Don't get me wrong. I love winter in Steamboat more than any other season. But no matter how much I revel in the signs that it is coming or speculate what a good winter it could be based on how much rain we have been getting I don't want to give up a single day of summer or fall to make it come sooner. Well maybe a couple but not too many. Every season in Steamboat is special to me so it is hard to get me out of here most of the year. I love to travel and always have but there is so much to do here I just don't get that wanderlust as often anymore. Maybe its just that it doesn't lead me outside the Yampa valley as much anymore.

We have been getting pretty regular rains for about 4 weeks now. Both the frequency and amount of precipitation is like nothing we have seen in several years so more thana few people are talking about what this winter could hold for us if mother nature keeps delivering the goods. It appears that the local skiers are not the only ones sensing this. Check out the following quotes from Tom Ross for the story...

Selected quotes from Tom Ross's excellent article on the change of seasons:
Last call for summer: Ptarmigan already pturning color high on ptundra Monday, August 22, 2005

We hiked about as high into the Mount Zirkel Wilderness as a soul can hike during the weekend, hoping to find a snowdrift for the dog to roll in. What we found was even better. Oh, to be sure, we found beacoup snow. There were big drifts with streams bursting right out of them. And there was a massive avalanche runout where the snow was deep and firm even in the middle of an August afternoon. The snow that lingered from twin avalanches must have measured 250 yards in length, and we felt certain it would persist long enough to to be buried by the first snows of the new season.

And isn't that what matters? The new season? Aren't we due for a big winter of no less than 375 inches of snow? Well, I have good news to report brothers and sisters. Call it a favorable omen. High above 11,000 feet there is a sign of a big winter to come.

The ptarmigan already have begun to change their plumage from mottled brown to snowy white. I'm thinkin' they must be getting ready. We had hiked up past the Slavonia mining ruins Sunday morning into the spectacular Alpine bowl that lies beneath Red Dirt Pass. The snow drifts that dot the landscape represent the headwaters of the Elk River. The meadows along the way to Red Dirt Pass are putting on as fine a late summer wildflower display as we've ever seen. There were blossoming penstemon, harebells, bluebells, paintbrush and larkspur. There were blossoms that weren't familiar to us, like rosecrown and Parry primrose. There was even a delicate little blossom called bistort that reminded me of a snowball -- oops, there I go again.

From the mining camp at 10,000 feet, the trail gains 2,180 feet of elevation in 2.5 miles on the way to the summit of Mount Zirkel. And as we climbed, it was as if we were walking back in time in terms of the species of wildflowers that continue to blossom.

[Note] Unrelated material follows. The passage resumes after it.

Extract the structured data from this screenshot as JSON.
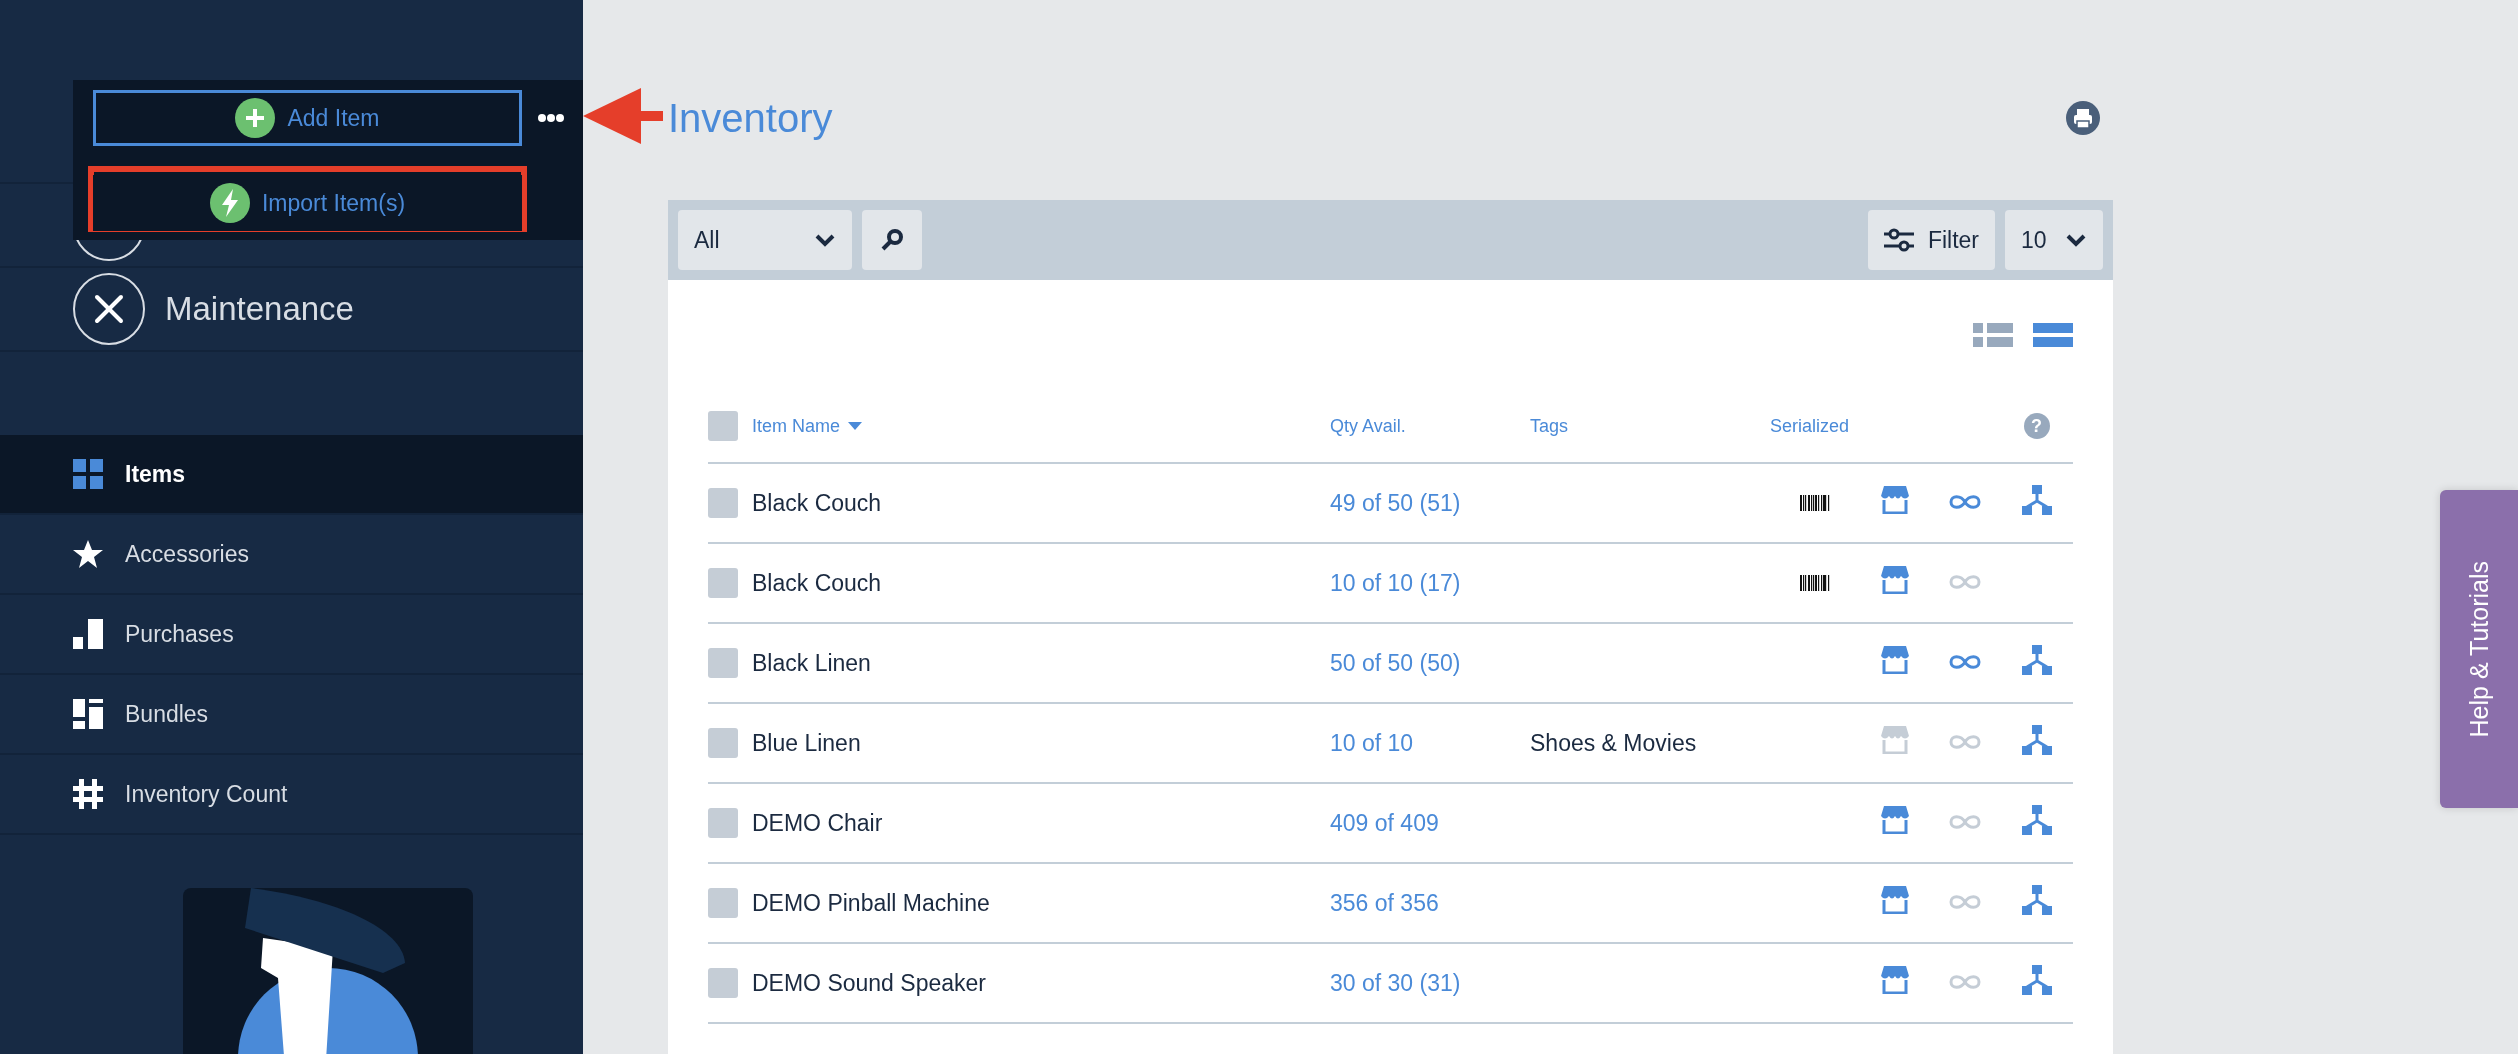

We climbed a fair distance above Red Dirt Pass where we glimpsed Gilpin Lake far below us, and wondered at the expanse of big Agnes. On the way down, we were picking our way through rocky tundra when six large birds exploded out of the low vegetation 15 feet in front of us. As they scattered, I immediately recognized them as ptarmigan. Their heads, backs and the tops of the wings were mottled gray and brown -- perfect camouflage in the rocky tundra. However, their breasts and the underside of their tail feathers already had begun the seasonal transition to the camouflage they would need in winter.

It's only August folks, and already the creatures of the high country are preparing for a big winter. How about you?

3 comments:

Anonymous said...

Thanks for getting me psyched. Nothing like about a good fall and then a strong winter to liven up a ski town.

See you on the slopes!

Anonymous said...

Having spent 5 days on the slopes of Steamboat in 2003, we are heading back this January for 14 glorious days of skiing. Hope the prediction of a bumper snow season is correct.

Steamboat Winter said...

It's a prediction and hope based on a wet summer and fall, lots of little clues and the feeling you get when something is different in your home town. Anything can change but the current storm path portends a good winter in Steamboat.

Have a Great Trip in January! Hopefully we get some nice storms when you are here.